      YES! Hawkeye is my favourite Avenger, I think, but he and Black Widow TOTALLY need their own movie (or movies?). Seeing Hawk cameo on Thor is fun, but they need to keep up appearances with the rest of the team ... and I really want to know what happened in Budapest xD

  6. Charley, you are my new best friend! Hawkeye is my fave too! They DO need their own movies—why won't anyone listen to me?! And Budapest has been driving me nuts for 4 months now.


    1. ABSOLUTELY! SO sorry it's taken so long to reply to this - but I will happily accept your new-best-friend-ship, as well as taking up residence beside you in the WHAT HAPPENED IN BUDAPEST!? corner :D

  7. I LOVE The Avengers! And like you, I'm not much of a superhero fan, either.
    Hawkeye is awesome! But I like Thor and Ironman, too.
    Not that Superman is an Avenger, but will someone explain how someone can put on tights and a cape and take off their glasses and suddenly no one recognizes them?
    ~Robyn Hoode
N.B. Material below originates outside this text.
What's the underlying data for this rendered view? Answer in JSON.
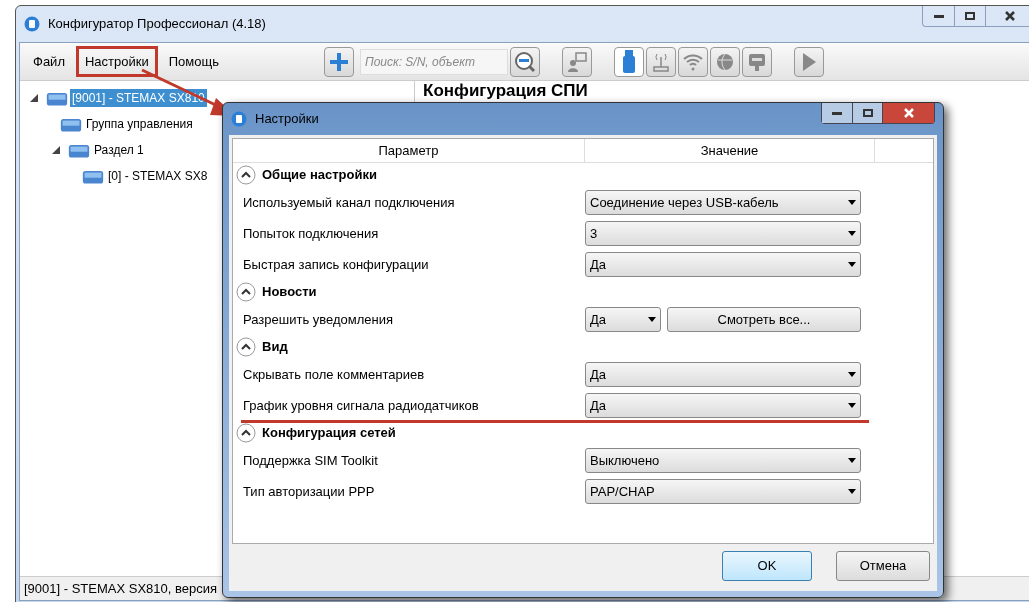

  8. Great article. Love your insights. I don't agree that her emotion was genuine; she played Loki, plain and simple, because the character of Natasha Romanov (Romanova in earlier comics) has been doing this since she was a girl. She cares as much about what Loki thinks of her as she does about the numerous Chitauri minions she dispatches in the Battle of Manhattan.
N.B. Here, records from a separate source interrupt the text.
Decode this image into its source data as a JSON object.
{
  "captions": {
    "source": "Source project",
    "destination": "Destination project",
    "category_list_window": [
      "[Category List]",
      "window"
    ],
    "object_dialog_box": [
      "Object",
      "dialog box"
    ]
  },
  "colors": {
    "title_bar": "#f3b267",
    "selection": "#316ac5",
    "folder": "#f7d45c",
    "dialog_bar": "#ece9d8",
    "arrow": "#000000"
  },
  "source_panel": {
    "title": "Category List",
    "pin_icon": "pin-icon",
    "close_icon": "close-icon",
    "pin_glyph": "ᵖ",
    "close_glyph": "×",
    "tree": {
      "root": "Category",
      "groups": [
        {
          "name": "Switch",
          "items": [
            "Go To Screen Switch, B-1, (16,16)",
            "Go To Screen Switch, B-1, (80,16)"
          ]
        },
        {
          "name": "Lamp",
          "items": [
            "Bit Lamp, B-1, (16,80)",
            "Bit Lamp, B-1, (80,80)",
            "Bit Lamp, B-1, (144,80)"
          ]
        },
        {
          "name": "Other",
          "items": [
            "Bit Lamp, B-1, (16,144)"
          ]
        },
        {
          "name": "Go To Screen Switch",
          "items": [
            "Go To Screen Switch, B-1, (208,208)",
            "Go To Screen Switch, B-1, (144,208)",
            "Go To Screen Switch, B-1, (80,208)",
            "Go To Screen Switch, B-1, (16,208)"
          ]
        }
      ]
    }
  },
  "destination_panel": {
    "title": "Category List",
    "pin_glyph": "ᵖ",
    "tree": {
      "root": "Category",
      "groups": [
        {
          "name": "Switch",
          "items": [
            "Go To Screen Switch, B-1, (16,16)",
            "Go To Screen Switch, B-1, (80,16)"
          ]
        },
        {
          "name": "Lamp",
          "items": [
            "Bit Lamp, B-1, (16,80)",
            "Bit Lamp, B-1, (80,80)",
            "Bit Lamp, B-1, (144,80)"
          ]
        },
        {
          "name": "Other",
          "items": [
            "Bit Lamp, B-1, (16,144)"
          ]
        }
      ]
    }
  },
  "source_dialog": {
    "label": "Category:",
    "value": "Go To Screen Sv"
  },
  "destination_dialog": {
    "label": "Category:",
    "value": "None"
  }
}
    The other Avengers didn't balk when it was their turn to face him down either, however. Captain America does not connive as Black Widow does. That is not his skill set. He faced him in Stuttgart head on, blow for blow. When Loki told him to "kneel", he said simply, "Not today."

    Iron Man lied to the Prince of liars. He bluffed him openly while Loki had all of his senses trained intently ON Tony Stark and was EXPECTING a bluff. Stark outsmarted Loki, which is no easy feat.

    Hawkeye very nearly put that arrow through his eye socket.

    Hulk rag-dolled him.

    So they each dealt with Loki according to their abilities, Black Widow, quite brilliantly.

    At the end, just as Thor prepares to take the defeated Loki back to Asgard, Widow whispers something into Barton's ear, and he smirks at Loki. Wouldn't you just LOVE to know what she said?